RECORDS SHOWN –
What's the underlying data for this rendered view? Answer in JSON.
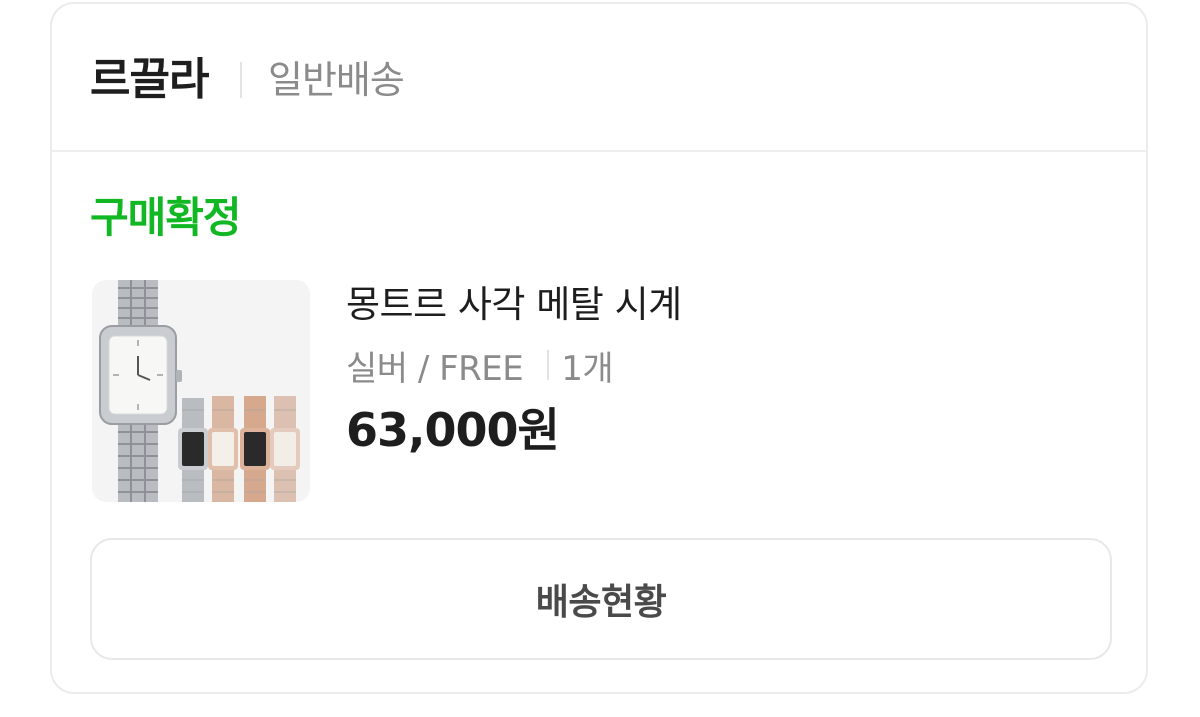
{
  "order": {
    "seller_name": "르끌라",
    "shipping_type": "일반배송",
    "status": "구매확정",
    "product": {
      "name": "몽트르 사각 메탈 시계",
      "option": "실버 / FREE",
      "quantity": "1개",
      "price": "63,000원",
      "image": "watch-product-thumbnail"
    },
    "track_button_label": "배송현황"
  },
  "colors": {
    "status": "#12b823",
    "text_primary": "#1e1e1e",
    "text_secondary": "#8b8b8b",
    "border": "#ececec"
  }
}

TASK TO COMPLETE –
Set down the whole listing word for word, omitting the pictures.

YOUR SOLUTION –
What's the underlying data for this rendered view? Answer in JSON.
{
  "order": {
    "seller_name": "르끌라",
    "shipping_type": "일반배송",
    "status": "구매확정",
    "product": {
      "name": "몽트르 사각 메탈 시계",
      "option": "실버 / FREE",
      "quantity": "1개",
      "price": "63,000원",
      "image": "watch-product-thumbnail"
    },
    "track_button_label": "배송현황"
  },
  "colors": {
    "status": "#12b823",
    "text_primary": "#1e1e1e",
    "text_secondary": "#8b8b8b",
    "border": "#ececec"
  }
}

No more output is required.